For the duration of my adult life, I have only known two adults with Alzheimer's disease (AD). I mean, I've known several people along the way, who went to my church or played bingo where I played, but I've only known two people really well.
Diseases of the mind fascinate me. It's so odd and random and logical and illogical how the mind picks up a bit, omits a bit and re-routes other bits. Its like a bunch of handshakes, some of which go unmet.
The first Alzheimer's victim I really knew was a good friend's mother whom I had known off and on for my entire life. I spent more time with her during her final years, as she was in a nursing home and I don't live far from the home. This dear woman, whom we shall call Mary, spent hour after hour watching traffic in front of the nursing home. She was looking for wrong-doers (people who parked in the lot, got out of their cars, gathered their things, walked through the front doors or left). Oftentimes, when I went to see her, she had her wheelchair perched in front of the glass doors and I would pull up a chair and look for wrong-doers too. Depending on my mood, I'd sometimes humor her and other times go against the grain.
"That woman is getting into that car right there. The brown one." To which I'd respond, "Yes, she is. It's okay though. It seems to be her car." Mary had no response. Sometimes, it was like I wasn't even there as soon as the greeting ended. I'd even fuss with her hair and act like I'd never noticed her bracelet before, but I'd get no response. She'd have that look in her eyes and it was like someone else was driving her personal vehicle.
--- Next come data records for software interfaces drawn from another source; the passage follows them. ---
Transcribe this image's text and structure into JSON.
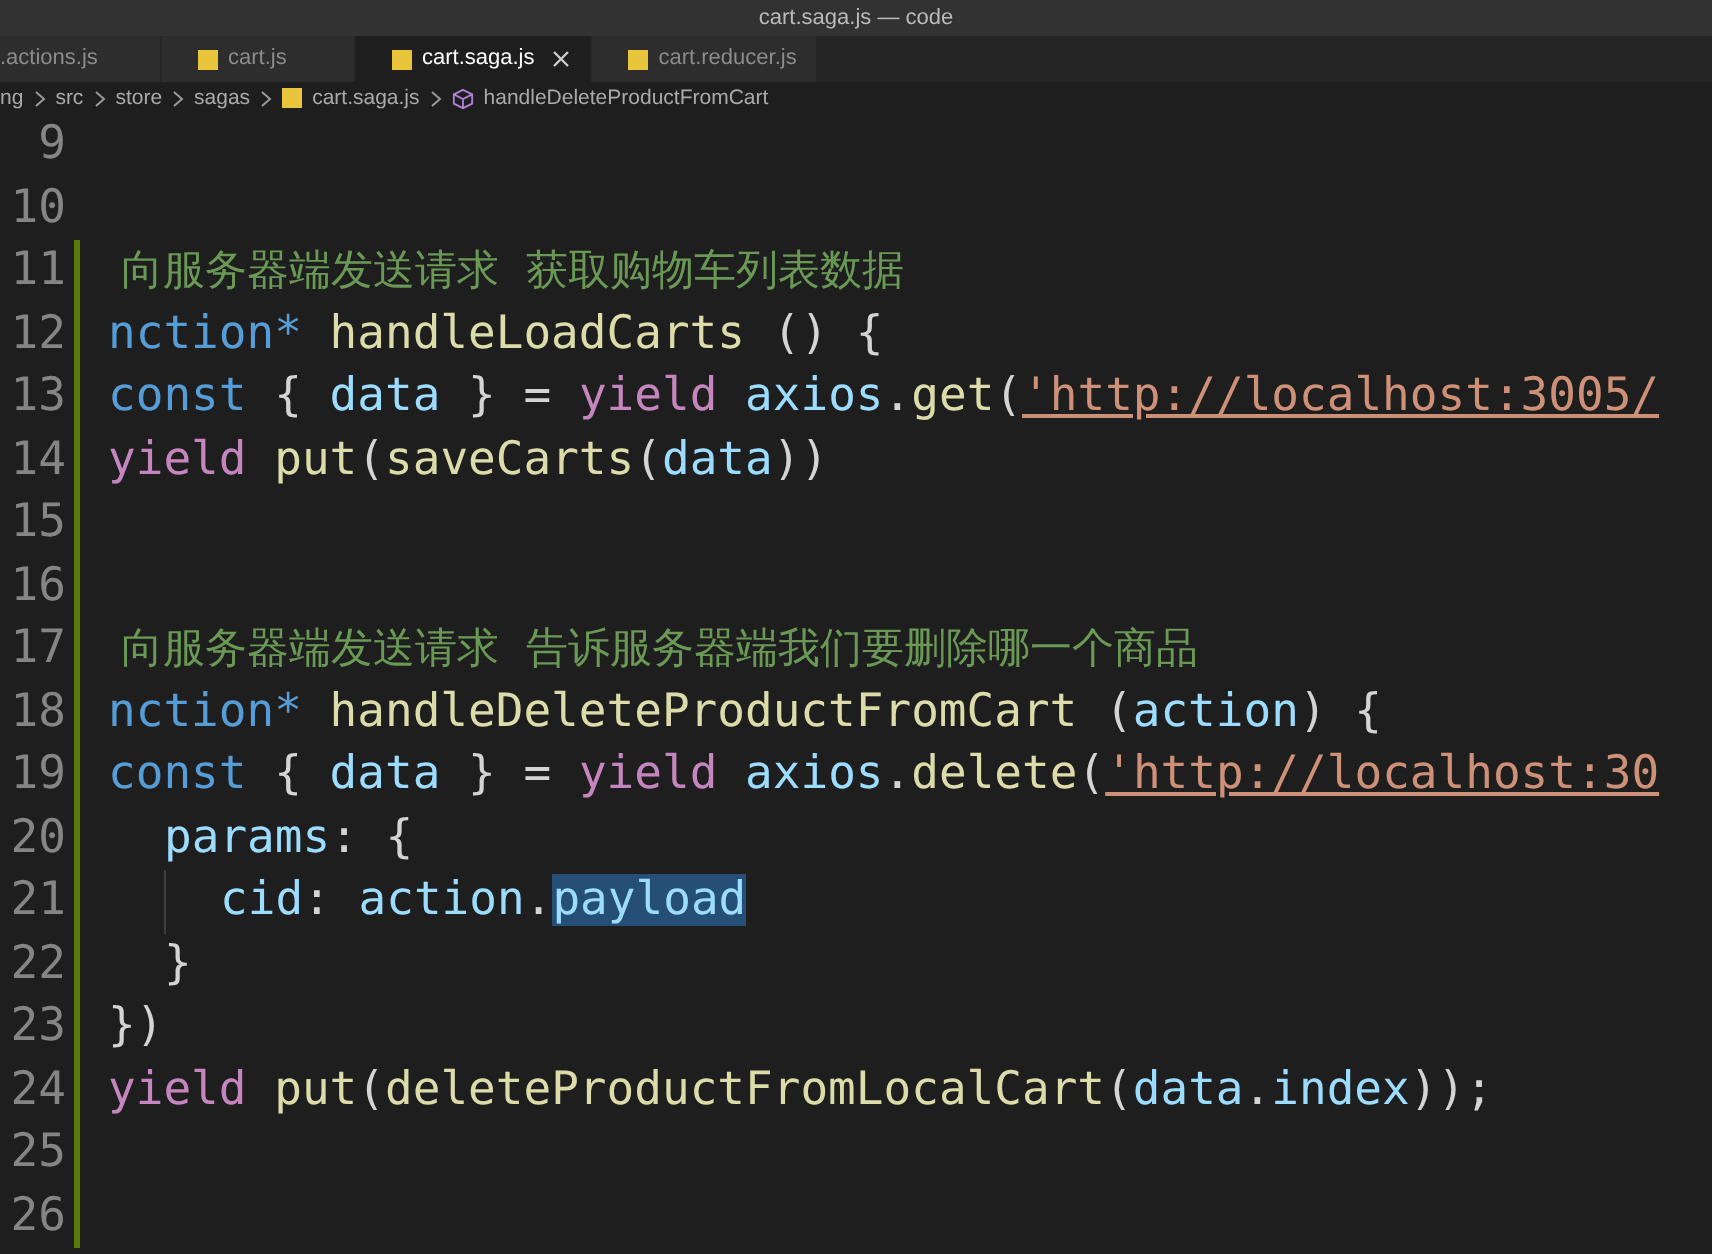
{
  "window": {
    "title": "cart.saga.js — code"
  },
  "tabs": [
    {
      "label": ".actions.js",
      "icon": false,
      "selected": false
    },
    {
      "label": "cart.js",
      "icon": true,
      "selected": false
    },
    {
      "label": "cart.saga.js",
      "icon": true,
      "selected": true
    },
    {
      "label": "cart.reducer.js",
      "icon": true,
      "selected": false
    }
  ],
  "breadcrumb": [
    {
      "label": "ng",
      "kind": "folder"
    },
    {
      "label": "src",
      "kind": "folder"
    },
    {
      "label": "store",
      "kind": "folder"
    },
    {
      "label": "sagas",
      "kind": "folder"
    },
    {
      "label": "cart.saga.js",
      "kind": "file"
    },
    {
      "label": "handleDeleteProductFromCart",
      "kind": "symbol"
    }
  ],
  "lines": [
    {
      "number": "9",
      "modified": false
    },
    {
      "number": "10",
      "modified": false
    },
    {
      "number": "11",
      "modified": true,
      "tokens": [
        {
          "text": " 向服务器端发送请求  获取购物车列表数据",
          "kind": "comment"
        }
      ]
    },
    {
      "number": "12",
      "modified": true,
      "tokens": [
        {
          "text": "nction* ",
          "kind": "keyword"
        },
        {
          "text": "handleLoadCarts",
          "kind": "func"
        },
        {
          "text": " () {",
          "kind": "plain"
        }
      ]
    },
    {
      "number": "13",
      "modified": true,
      "tokens": [
        {
          "text": "const",
          "kind": "keyword"
        },
        {
          "text": " { ",
          "kind": "plain"
        },
        {
          "text": "data",
          "kind": "var"
        },
        {
          "text": " } = ",
          "kind": "plain"
        },
        {
          "text": "yield ",
          "kind": "control"
        },
        {
          "text": "axios",
          "kind": "var"
        },
        {
          "text": ".",
          "kind": "plain"
        },
        {
          "text": "get",
          "kind": "func"
        },
        {
          "text": "(",
          "kind": "plain"
        },
        {
          "text": "'http://localhost:3005/",
          "kind": "string"
        }
      ]
    },
    {
      "number": "14",
      "modified": true,
      "tokens": [
        {
          "text": "yield ",
          "kind": "control"
        },
        {
          "text": "put",
          "kind": "func"
        },
        {
          "text": "(",
          "kind": "plain"
        },
        {
          "text": "saveCarts",
          "kind": "func"
        },
        {
          "text": "(",
          "kind": "plain"
        },
        {
          "text": "data",
          "kind": "var"
        },
        {
          "text": "))",
          "kind": "plain"
        }
      ]
    },
    {
      "number": "15",
      "modified": true
    },
    {
      "number": "16",
      "modified": true
    },
    {
      "number": "17",
      "modified": true,
      "tokens": [
        {
          "text": " 向服务器端发送请求  告诉服务器端我们要删除哪一个商品",
          "kind": "comment"
        }
      ]
    },
    {
      "number": "18",
      "modified": true,
      "tokens": [
        {
          "text": "nction* ",
          "kind": "keyword"
        },
        {
          "text": "handleDeleteProductFromCart",
          "kind": "func"
        },
        {
          "text": " (",
          "kind": "plain"
        },
        {
          "text": "action",
          "kind": "var"
        },
        {
          "text": ") {",
          "kind": "plain"
        }
      ]
    },
    {
      "number": "19",
      "modified": true,
      "tokens": [
        {
          "text": "const",
          "kind": "keyword"
        },
        {
          "text": " { ",
          "kind": "plain"
        },
        {
          "text": "data",
          "kind": "var"
        },
        {
          "text": " } = ",
          "kind": "plain"
        },
        {
          "text": "yield ",
          "kind": "control"
        },
        {
          "text": "axios",
          "kind": "var"
        },
        {
          "text": ".",
          "kind": "plain"
        },
        {
          "text": "delete",
          "kind": "func"
        },
        {
          "text": "(",
          "kind": "plain"
        },
        {
          "text": "'http://localhost:30",
          "kind": "string"
        }
      ],
      "children": [
        {
          "number": "20",
          "modified": true,
          "tokens": [
            {
              "text": "params",
              "kind": "var"
            },
            {
              "text": ": {",
              "kind": "plain"
            }
          ],
          "children": [
            {
              "number": "21",
              "modified": true,
              "tokens": [
                {
                  "text": "cid",
                  "kind": "var"
                },
                {
                  "text": ": ",
                  "kind": "plain"
                },
                {
                  "text": "action",
                  "kind": "var"
                },
                {
                  "text": ".",
                  "kind": "plain"
                },
                {
                  "text": "payload",
                  "kind": "var",
                  "selected": true
                }
              ]
            }
          ]
        },
        {
          "number": "22",
          "modified": true,
          "tokens": [
            {
              "text": "}",
              "kind": "plain"
            }
          ]
        }
      ]
    },
    {
      "number": "23",
      "modified": true,
      "tokens": [
        {
          "text": "})",
          "kind": "plain"
        }
      ]
    },
    {
      "number": "24",
      "modified": true,
      "tokens": [
        {
          "text": "yield ",
          "kind": "control"
        },
        {
          "text": "put",
          "kind": "func"
        },
        {
          "text": "(",
          "kind": "plain"
        },
        {
          "text": "deleteProductFromLocalCart",
          "kind": "func"
        },
        {
          "text": "(",
          "kind": "plain"
        },
        {
          "text": "data",
          "kind": "var"
        },
        {
          "text": ".",
          "kind": "plain"
        },
        {
          "text": "index",
          "kind": "var"
        },
        {
          "text": "));",
          "kind": "plain"
        }
      ]
    },
    {
      "number": "25",
      "modified": true
    },
    {
      "number": "26",
      "modified": true
    }
  ]
}
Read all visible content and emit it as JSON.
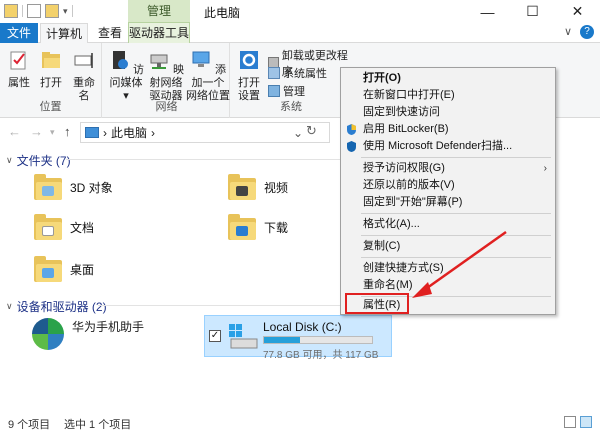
{
  "titlebar": {
    "manage_tab": "管理",
    "title": "此电脑",
    "minimize": "—",
    "maximize": "☐",
    "close": "✕"
  },
  "ribbon_tabs": {
    "file": "文件",
    "computer": "计算机",
    "view": "查看",
    "drive_tools": "驱动器工具",
    "chevron": "∨"
  },
  "ribbon": {
    "location": {
      "title": "位置",
      "properties": "属性",
      "open": "打开",
      "rename": "重命名"
    },
    "network": {
      "title": "网络",
      "access_media_line1": "访问媒体",
      "map_drive_line1": "映射网络",
      "map_drive_line2": "驱动器",
      "add_location_line1": "添加一个",
      "add_location_line2": "网络位置"
    },
    "system": {
      "title": "系统",
      "open_settings_line1": "打开",
      "open_settings_line2": "设置",
      "uninstall": "卸载或更改程序",
      "system_props": "系统属性",
      "manage": "管理"
    }
  },
  "navbar": {
    "back": "←",
    "forward": "→",
    "up": "↑",
    "address": "此电脑",
    "address_sep": "›",
    "dropdown": "⌄",
    "refresh": "↻"
  },
  "folders": {
    "header": "文件夹 (7)",
    "items": [
      {
        "label": "3D 对象"
      },
      {
        "label": "视频"
      },
      {
        "label": "文档"
      },
      {
        "label": "下载"
      },
      {
        "label": "桌面"
      }
    ]
  },
  "devices": {
    "header": "设备和驱动器 (2)",
    "phone_label": "华为手机助手",
    "drive": {
      "name": "Local Disk (C:)",
      "free_text": "77.8 GB 可用，共 117 GB",
      "used_fraction": 0.335,
      "checked": "✓"
    }
  },
  "context_menu": {
    "items": [
      {
        "label": "打开(O)",
        "bold": true
      },
      {
        "label": "在新窗口中打开(E)"
      },
      {
        "label": "固定到快速访问"
      },
      {
        "label": "启用 BitLocker(B)"
      },
      {
        "label": "使用 Microsoft Defender扫描..."
      },
      {
        "label": "授予访问权限(G)"
      },
      {
        "label": "还原以前的版本(V)"
      },
      {
        "label": "固定到\"开始\"屏幕(P)"
      },
      {
        "label": "格式化(A)..."
      },
      {
        "label": "复制(C)"
      },
      {
        "label": "创建快捷方式(S)"
      },
      {
        "label": "重命名(M)"
      },
      {
        "label": "属性(R)"
      }
    ],
    "submenu_arrow": "›"
  },
  "statusbar": {
    "items_count": "9 个项目",
    "selected": "选中 1 个项目"
  },
  "colors": {
    "accent": "#1979ca",
    "manage_tab": "#d8e8c8",
    "highlight_box": "#e02020",
    "selection": "#cce8ff"
  }
}
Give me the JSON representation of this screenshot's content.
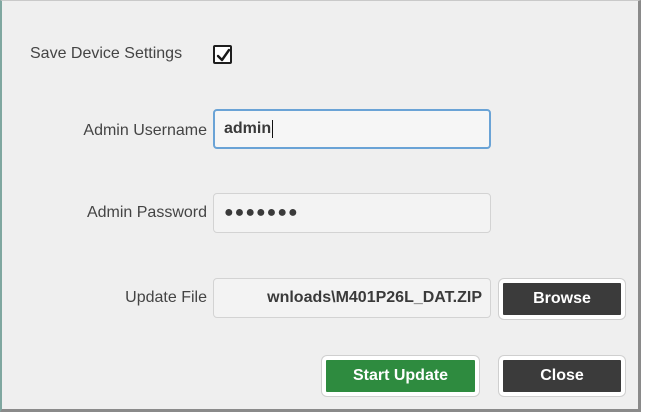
{
  "settings": {
    "save_label": "Save Device Settings",
    "save_checked": true
  },
  "username": {
    "label": "Admin Username",
    "value": "admin"
  },
  "password": {
    "label": "Admin Password",
    "value": "●●●●●●●"
  },
  "update_file": {
    "label": "Update File",
    "value": "wnloads\\M401P26L_DAT.ZIP"
  },
  "buttons": {
    "browse": "Browse",
    "start_update": "Start Update",
    "close": "Close"
  },
  "colors": {
    "start_button": "#2e8b3f",
    "dark_button": "#3b3b3b",
    "focus_border": "#6aa3d6"
  },
  "icons": {
    "checkbox": "checkmark-icon"
  }
}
Sometimes, my mother, my friend, and Mary would be sitting in her room and she would be very animated as she talked about her deceased son, husband, and granddaughter, as though they were still alive. She was also living in her house (and not the nursing home), driving, buying groceries, and functioning
as though it were 20 years ago. Everyone else would just look at one another and let her talk.
The second person I knew with Alzheimer's is my grandmother. Now that she too is in a nursing home, her mind seems to be leaving her via AD. I never really thought much about her having this disease until today. I knew that she had it. I just hadn't thought much about it.